# What needs to be done
Every word in the data below belongs in your copy, exactly as given; the pictures do not.

# Recorded information
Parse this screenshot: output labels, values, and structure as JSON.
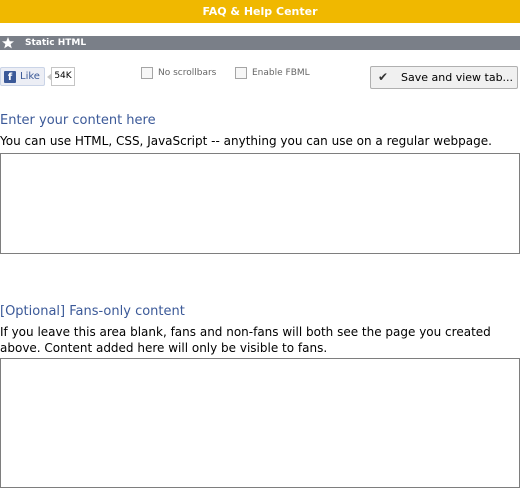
{
  "header": {
    "title": "FAQ & Help Center"
  },
  "section": {
    "title": "Static HTML",
    "icon": "star-icon"
  },
  "like": {
    "label": "Like",
    "count": "54K",
    "icon": "facebook-icon"
  },
  "options": {
    "no_scrollbars": "No scrollbars",
    "enable_fbml": "Enable FBML"
  },
  "save_button": {
    "label": "Save and view tab...",
    "icon": "checkmark-icon"
  },
  "content": {
    "heading": "Enter your content here",
    "description": "You can use HTML, CSS, JavaScript -- anything you can use on a regular webpage.",
    "value": ""
  },
  "fans_content": {
    "heading": "[Optional] Fans-only content",
    "description": "If you leave this area blank, fans and non-fans will both see the page you created above. Content added here will only be visible to fans.",
    "value": ""
  },
  "colors": {
    "header_bg": "#f0b800",
    "section_bg": "#7a7f88",
    "link_blue": "#3b5998"
  }
}
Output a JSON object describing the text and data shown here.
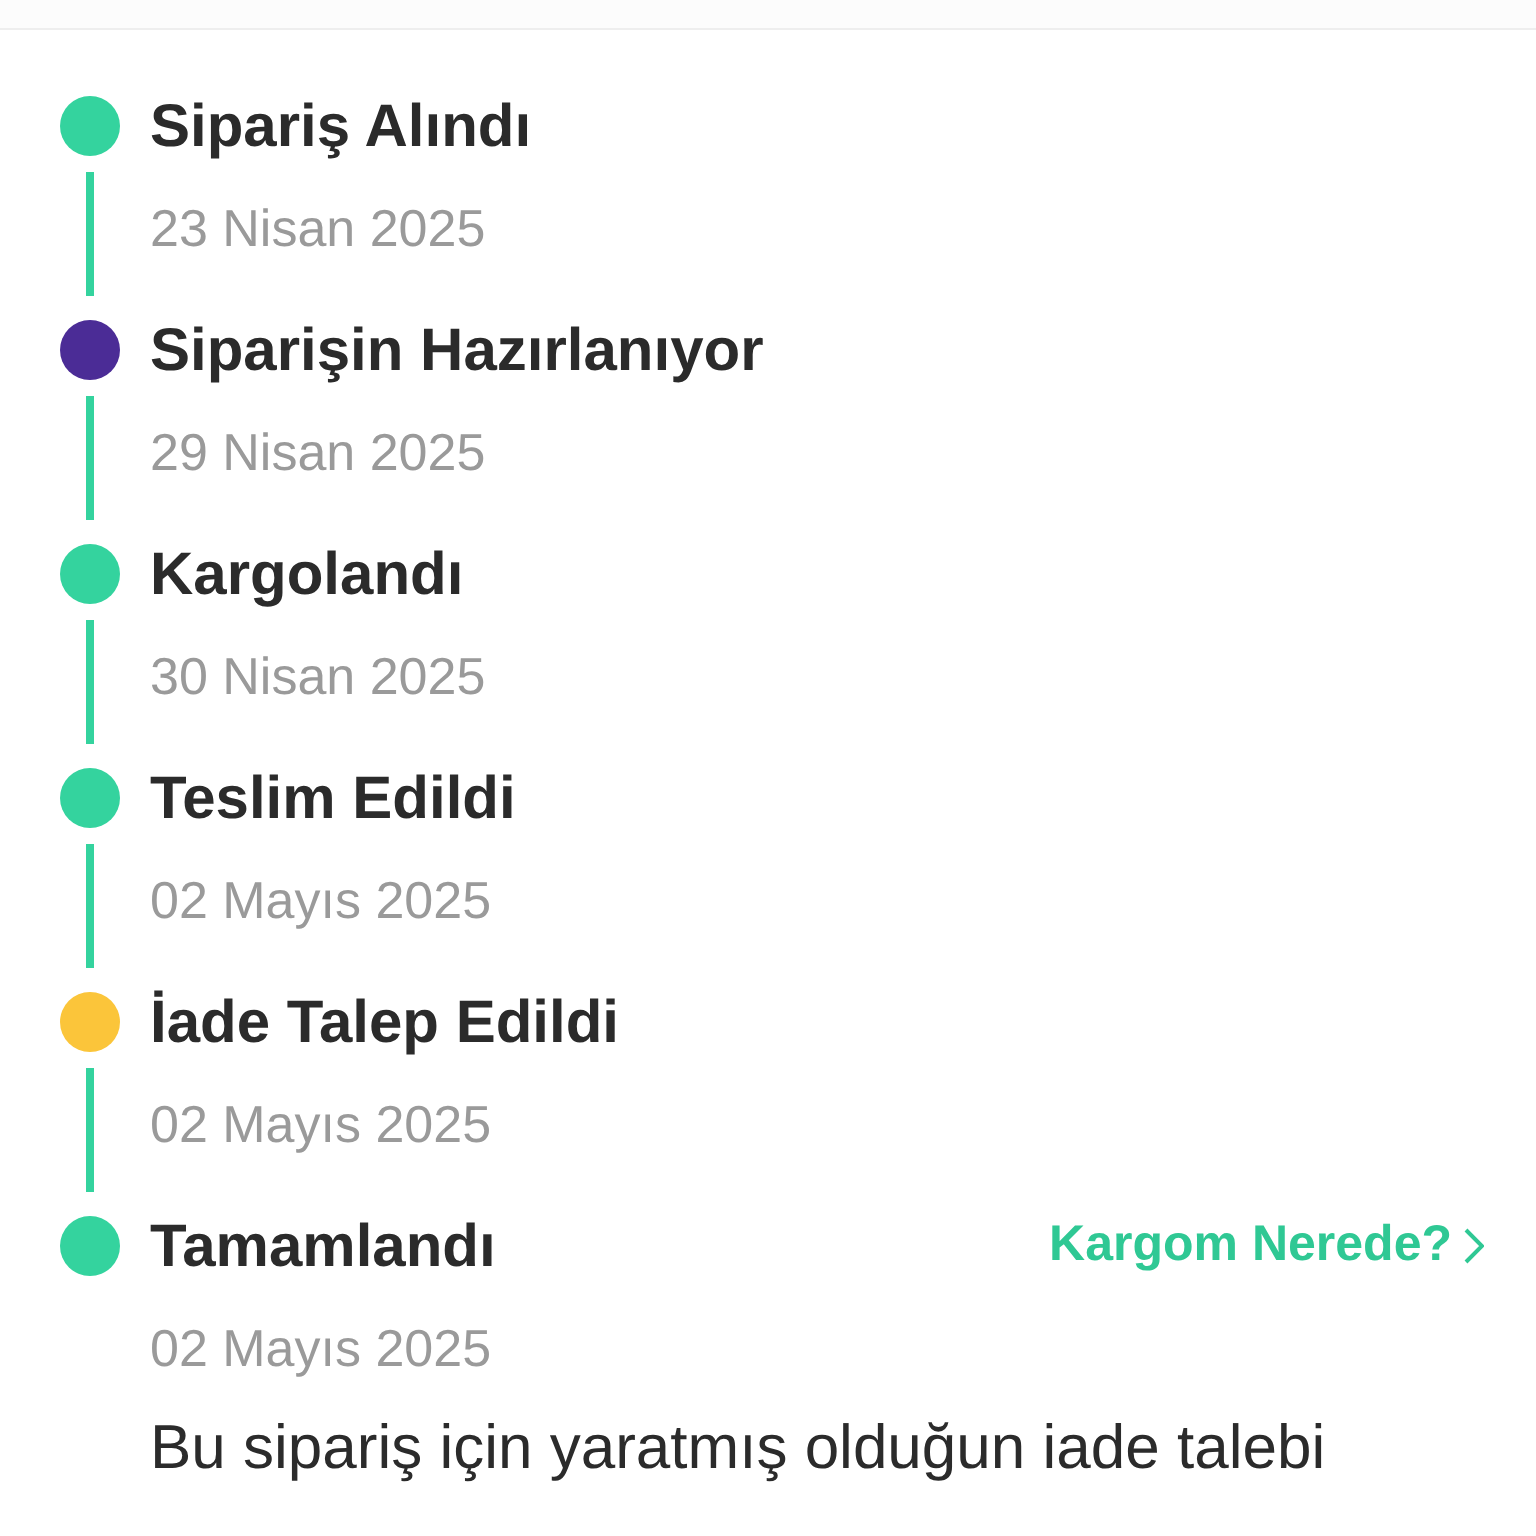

# Result for this exercise
Parse this screenshot: output labels, values, and structure as JSON.
{
  "header": {
    "title": "FAQ & Help Center"
  },
  "section": {
    "title": "Static HTML",
    "icon": "star-icon"
  },
  "like": {
    "label": "Like",
    "count": "54K",
    "icon": "facebook-icon"
  },
  "options": {
    "no_scrollbars": "No scrollbars",
    "enable_fbml": "Enable FBML"
  },
  "save_button": {
    "label": "Save and view tab...",
    "icon": "checkmark-icon"
  },
  "content": {
    "heading": "Enter your content here",
    "description": "You can use HTML, CSS, JavaScript -- anything you can use on a regular webpage.",
    "value": ""
  },
  "fans_content": {
    "heading": "[Optional] Fans-only content",
    "description": "If you leave this area blank, fans and non-fans will both see the page you created above. Content added here will only be visible to fans.",
    "value": ""
  },
  "colors": {
    "header_bg": "#f0b800",
    "section_bg": "#7a7f88",
    "link_blue": "#3b5998"
  }
}
Output a JSON object describing the text and data shown here.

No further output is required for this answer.